* YOUR GOAL *
Down to the last word, output the records below, skipping any images.

* INPUT DATA *
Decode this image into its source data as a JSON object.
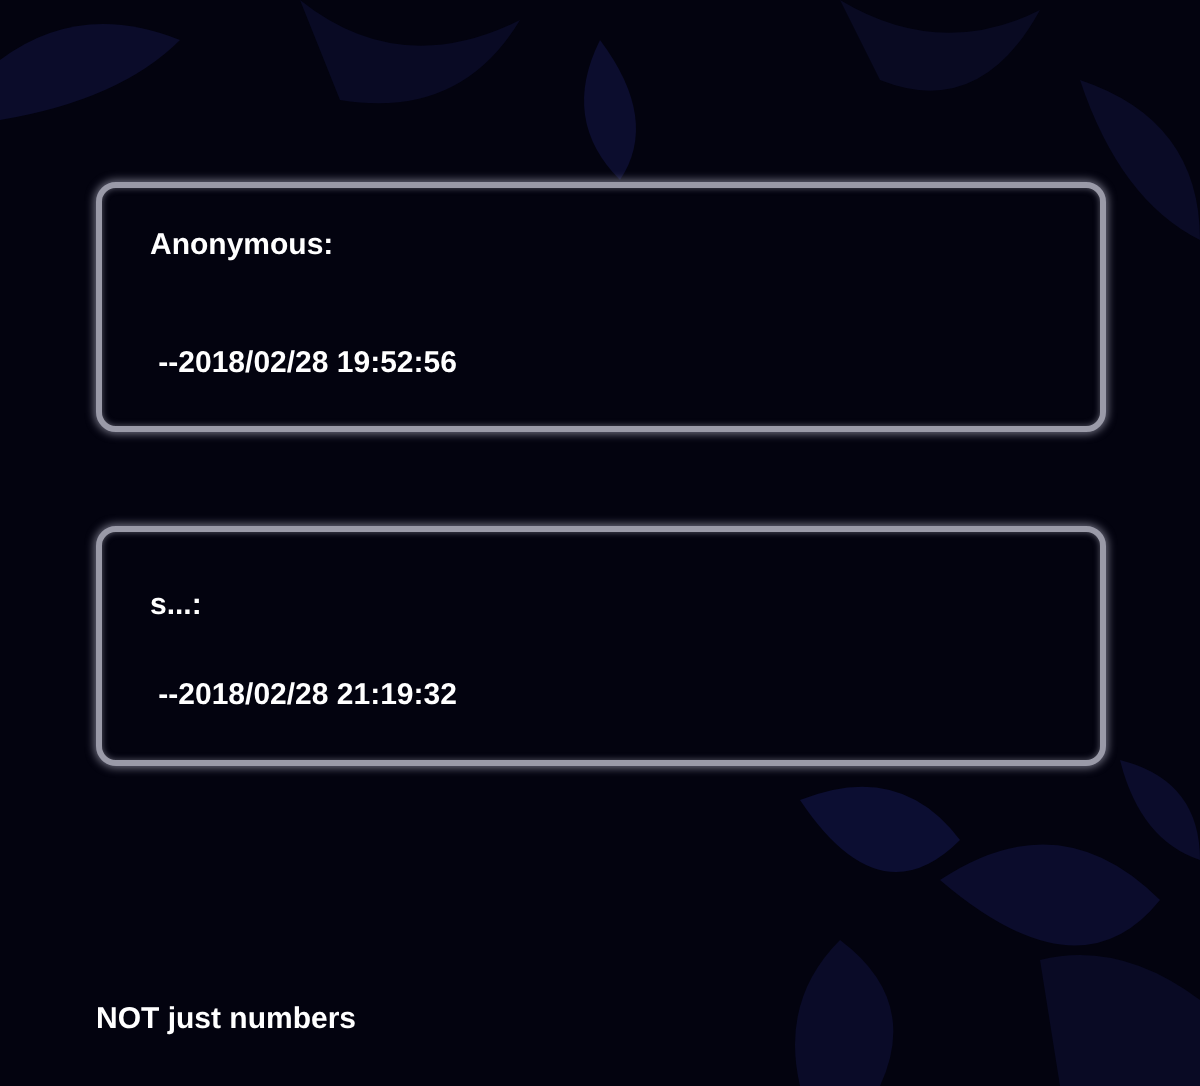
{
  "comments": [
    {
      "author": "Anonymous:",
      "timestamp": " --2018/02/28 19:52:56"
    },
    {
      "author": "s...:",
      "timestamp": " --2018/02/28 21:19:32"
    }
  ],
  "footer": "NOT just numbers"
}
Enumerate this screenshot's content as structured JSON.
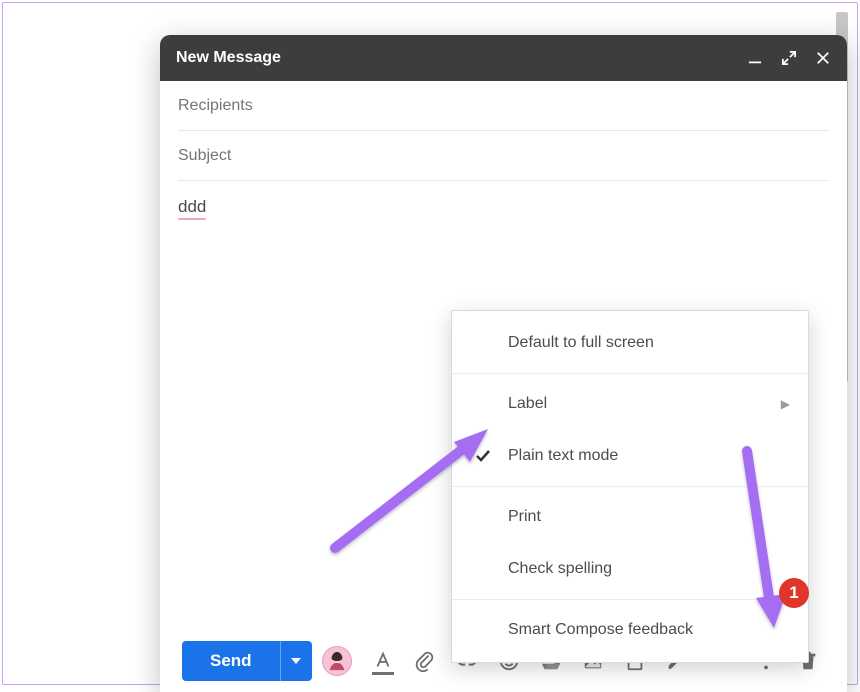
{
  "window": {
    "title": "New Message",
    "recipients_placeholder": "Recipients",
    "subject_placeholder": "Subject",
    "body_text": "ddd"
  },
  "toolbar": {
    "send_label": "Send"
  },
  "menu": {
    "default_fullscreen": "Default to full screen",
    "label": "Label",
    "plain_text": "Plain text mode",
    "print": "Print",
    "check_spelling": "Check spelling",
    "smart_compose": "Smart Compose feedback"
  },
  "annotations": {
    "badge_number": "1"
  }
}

* TASK SOLUTION *
Decode this image into its source data as a JSON object.
{
  "comments": [
    {
      "author": "Anonymous:",
      "timestamp": " --2018/02/28 19:52:56"
    },
    {
      "author": "s...:",
      "timestamp": " --2018/02/28 21:19:32"
    }
  ],
  "footer": "NOT just numbers"
}
Enumerate this screenshot's content as structured JSON.
{
  "window": {
    "title": "New Message",
    "recipients_placeholder": "Recipients",
    "subject_placeholder": "Subject",
    "body_text": "ddd"
  },
  "toolbar": {
    "send_label": "Send"
  },
  "menu": {
    "default_fullscreen": "Default to full screen",
    "label": "Label",
    "plain_text": "Plain text mode",
    "print": "Print",
    "check_spelling": "Check spelling",
    "smart_compose": "Smart Compose feedback"
  },
  "annotations": {
    "badge_number": "1"
  }
}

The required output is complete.